Some 850,000 students in Ethiopia benefit from school feeding


Some 850,000 students in Ethiopia, mainly from elementary schools are currently benefiting from the school feeding programs being implemented in different parts of the country.

Started initially by the World Food Program partial funding in Southern Region of Ethiopia a few years ago, the program is now taken over by the regional governments of Ethiopia. The regions are now are allocating budget for the program, according to a report of Ministry of Education of Ethiopia.

The school feeding program is also included in the draft national education roadmap of the country, which is expected, be finalized in the coming few months.A report by the state broadcaster ETV indicated that to feed over 226,000 students, the Southern Region has allocated some 29 million birr (Over $1 million).

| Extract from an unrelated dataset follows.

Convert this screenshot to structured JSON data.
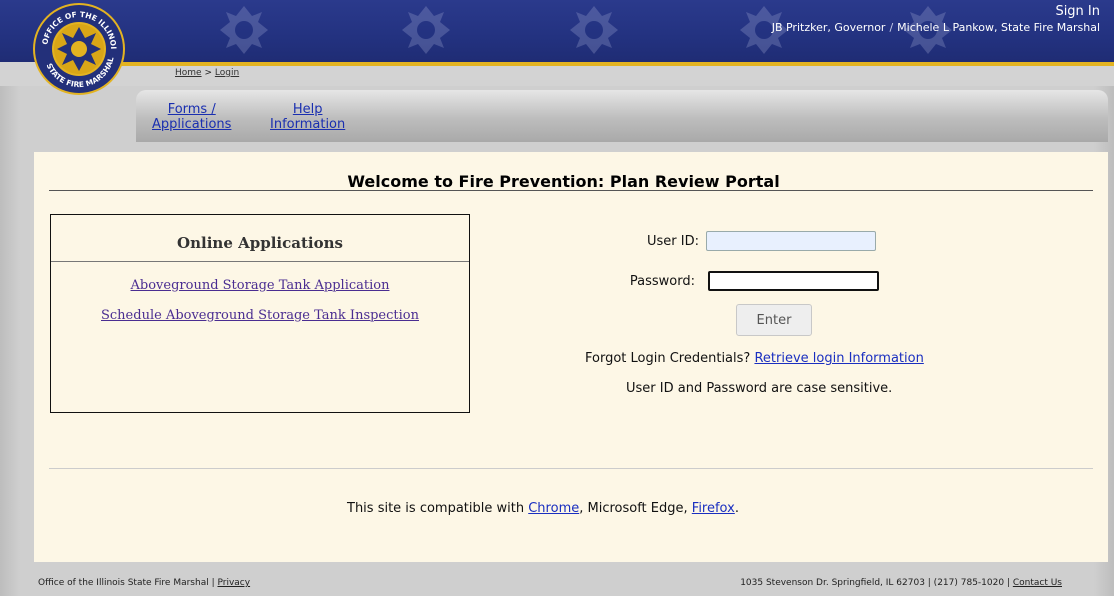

Following the footsteps of Southern Region, Oromia Region has also been working to formalize the school feeding program to stop the hungry students from school dropout, according to the report, which indicated that farmers’ cooperatives and unions have been involved in production and supplying of food to the school feeding program.

Food shortage is one of the reasons causing dropouts in schools. Including in the capital; Addis Ababa, children has been reportedly collapsing in schools because of starvation. Following those reports, a few years ago some institutions such as the Ethiopian Airlines have been involved in feeding such students.

A recent study on the implementation of school feeding in Southern Region of Ethiopia suggested strongly recommend scaling up the program in other food insecure areas. “…Given the positive effects of the program in improving the school children nutritional status, dietary diversity and class attendance, we strongly recommend scaling up the program in other food insecure areas,” the study said.

Reports show that Ethiopia currently has over 28 million students in schools from primary to university level.

In Africa, a substantial proportion of the school children suffer from malnutrition, are stunted, or experience short-term hunger. Local studies in Ethiopia also indicated that under-nutrition is a major public health problem. In 2015, about 31% of the school children were undernourished out of which 19.6% were stunted, 15.9% underweight and 14.0% wasted.